Acclaimed hatch has gone under knife in a bid to close gap on newer rivals. have the changes been a success?
The Kia hatchback has been improved in virtually every way. It’s now better looking, more refined and cheaper to run. Plus, the new 1.6-litre diesel engine is a cracker. The steering still feels artificial, but overall this is a dynamic package to be proud of. The Cee’d is well worth a look as an alternative to mainstream five-doors.
It only feels like it was launched yesterday, but the Kia Cee’d has been given a mid-life facelift.
The results are impressive, with a fresh look and a raft of improvements for a car that first hit UK dealers in 2006.
For now, the five-door hatch and estate versions alone have been tweaked, with an upgraded three-door Pro_cee’d to follow in 2010.
A striking new grille and reshaped headlamps give the illusion of a lower, wider stance.

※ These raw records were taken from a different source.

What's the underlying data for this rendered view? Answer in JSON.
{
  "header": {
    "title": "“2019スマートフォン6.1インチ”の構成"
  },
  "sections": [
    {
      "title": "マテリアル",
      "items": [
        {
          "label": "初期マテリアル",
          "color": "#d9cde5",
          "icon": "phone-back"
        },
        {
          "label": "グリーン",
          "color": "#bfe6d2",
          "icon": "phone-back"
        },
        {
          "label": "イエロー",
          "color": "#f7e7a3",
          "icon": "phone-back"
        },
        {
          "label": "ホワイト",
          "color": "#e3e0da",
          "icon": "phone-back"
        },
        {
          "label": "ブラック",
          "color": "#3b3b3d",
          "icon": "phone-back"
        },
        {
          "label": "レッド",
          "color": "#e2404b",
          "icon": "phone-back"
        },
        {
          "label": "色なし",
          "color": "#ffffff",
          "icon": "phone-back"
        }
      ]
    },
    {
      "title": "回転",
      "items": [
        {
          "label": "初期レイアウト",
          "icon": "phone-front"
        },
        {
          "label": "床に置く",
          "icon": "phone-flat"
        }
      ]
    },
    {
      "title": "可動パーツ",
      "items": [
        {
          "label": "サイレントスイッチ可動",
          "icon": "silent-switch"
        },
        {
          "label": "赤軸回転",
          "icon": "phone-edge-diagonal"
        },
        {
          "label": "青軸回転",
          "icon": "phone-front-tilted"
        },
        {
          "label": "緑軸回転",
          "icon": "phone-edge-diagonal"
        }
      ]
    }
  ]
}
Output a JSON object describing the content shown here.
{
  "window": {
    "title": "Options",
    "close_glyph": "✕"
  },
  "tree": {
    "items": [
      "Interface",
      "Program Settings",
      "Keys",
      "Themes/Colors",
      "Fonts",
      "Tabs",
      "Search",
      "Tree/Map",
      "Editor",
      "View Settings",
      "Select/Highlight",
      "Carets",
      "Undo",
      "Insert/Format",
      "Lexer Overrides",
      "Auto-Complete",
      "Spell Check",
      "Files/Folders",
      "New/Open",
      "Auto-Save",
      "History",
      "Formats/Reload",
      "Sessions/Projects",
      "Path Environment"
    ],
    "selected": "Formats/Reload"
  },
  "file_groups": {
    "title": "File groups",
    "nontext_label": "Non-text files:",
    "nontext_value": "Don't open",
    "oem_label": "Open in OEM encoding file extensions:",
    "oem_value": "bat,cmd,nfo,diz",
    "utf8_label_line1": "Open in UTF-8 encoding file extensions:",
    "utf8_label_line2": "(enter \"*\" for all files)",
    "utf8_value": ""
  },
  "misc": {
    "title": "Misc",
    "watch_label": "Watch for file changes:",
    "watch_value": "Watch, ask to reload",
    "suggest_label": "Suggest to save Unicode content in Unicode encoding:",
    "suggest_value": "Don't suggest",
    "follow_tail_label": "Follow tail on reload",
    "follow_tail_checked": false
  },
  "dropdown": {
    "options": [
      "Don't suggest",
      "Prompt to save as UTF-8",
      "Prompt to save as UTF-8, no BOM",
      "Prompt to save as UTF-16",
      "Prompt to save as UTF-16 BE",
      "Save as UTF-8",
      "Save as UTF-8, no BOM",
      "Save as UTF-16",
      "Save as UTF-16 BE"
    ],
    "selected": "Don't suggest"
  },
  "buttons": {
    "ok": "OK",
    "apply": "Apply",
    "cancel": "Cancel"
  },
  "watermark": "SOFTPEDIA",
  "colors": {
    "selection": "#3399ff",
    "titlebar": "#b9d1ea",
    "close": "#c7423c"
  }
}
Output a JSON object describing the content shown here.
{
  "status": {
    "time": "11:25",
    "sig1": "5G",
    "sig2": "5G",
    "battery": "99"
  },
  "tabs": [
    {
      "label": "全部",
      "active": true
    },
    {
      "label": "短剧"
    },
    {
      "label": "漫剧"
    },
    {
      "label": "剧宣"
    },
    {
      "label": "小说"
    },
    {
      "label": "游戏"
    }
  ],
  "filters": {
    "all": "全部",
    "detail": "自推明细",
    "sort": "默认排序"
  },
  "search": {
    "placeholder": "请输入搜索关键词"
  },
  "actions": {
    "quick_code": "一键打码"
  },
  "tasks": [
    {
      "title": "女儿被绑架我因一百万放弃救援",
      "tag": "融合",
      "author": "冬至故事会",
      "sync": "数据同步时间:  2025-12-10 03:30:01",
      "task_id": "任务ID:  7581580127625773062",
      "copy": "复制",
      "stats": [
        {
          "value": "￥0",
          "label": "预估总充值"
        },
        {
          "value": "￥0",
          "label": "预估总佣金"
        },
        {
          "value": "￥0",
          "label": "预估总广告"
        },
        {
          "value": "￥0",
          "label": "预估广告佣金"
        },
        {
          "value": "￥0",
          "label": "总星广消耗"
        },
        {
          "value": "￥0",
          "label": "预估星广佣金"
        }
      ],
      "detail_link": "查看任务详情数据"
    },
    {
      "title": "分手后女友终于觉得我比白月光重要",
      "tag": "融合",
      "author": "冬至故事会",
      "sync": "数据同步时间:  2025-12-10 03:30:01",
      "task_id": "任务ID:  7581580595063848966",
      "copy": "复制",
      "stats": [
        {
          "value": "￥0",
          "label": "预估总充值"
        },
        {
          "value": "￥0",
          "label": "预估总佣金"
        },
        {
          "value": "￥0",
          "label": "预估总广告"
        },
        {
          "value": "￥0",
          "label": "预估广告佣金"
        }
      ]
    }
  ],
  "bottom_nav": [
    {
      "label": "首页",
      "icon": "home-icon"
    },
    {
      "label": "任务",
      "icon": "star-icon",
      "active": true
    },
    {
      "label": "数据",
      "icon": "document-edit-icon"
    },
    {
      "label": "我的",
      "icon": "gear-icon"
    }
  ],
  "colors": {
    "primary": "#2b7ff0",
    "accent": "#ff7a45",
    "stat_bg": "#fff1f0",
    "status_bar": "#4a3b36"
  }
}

At the rear, a refreshed tail-light cluster mimics the appearance of more expensive LEDs. Completing the look are revamped alloy wheels, as well as a choice of five new colours.
Inside, the basic cabin is unchanged, but the central stack of the dashboard has been restyled. It’s now easier on the eye and more intuitive.
Better materials are used for the air vent surrounds and door trim, too, with high-gloss black included for the first time in a Kia. It’s subtle, but altogether more appealing.
The company has bent over backwards to refine the experience from behind the wheel. Kia’s engineers have tweaked the suspension and chassis for a more comfortable ride, sharpening the steering and adding soundproofing inside the bodyshell. The result is that the Cee’d is a far quieter and more comfortable car.
The ride is impressively well damped, and takes the sting out of rough road surfaces, yet at the same time, the suspension is firm enough to resist body roll.
Buyers will still be able to choose from three petrol engines and two diesels, although the popular 1.6-litre CRDi oil-burner has been replaced by an all-new unit of the same capacity.
This promises greater torque from low in the rev range, while also giving improved fuel economy and emissions.
Elsewhere, the addition of low-resistance tyres across the range reduces average CO2 emissions.
The 89bhp 1.6-litre diesel is as impressive on the road as the figures suggest, with its 255Nm of torque making for effortless progress.
So overall, it’s a solid update for Kia’s hatch.
A sharper look blends with a stronger package to ensure the Korean five-door is now even better equipped to take on the best in its class.
Rival: Honda Civic Striking looks, punchy engines, a generous boot and sharp steering keep Honda near top of class. But impractical rear doors and poor visibility let it down.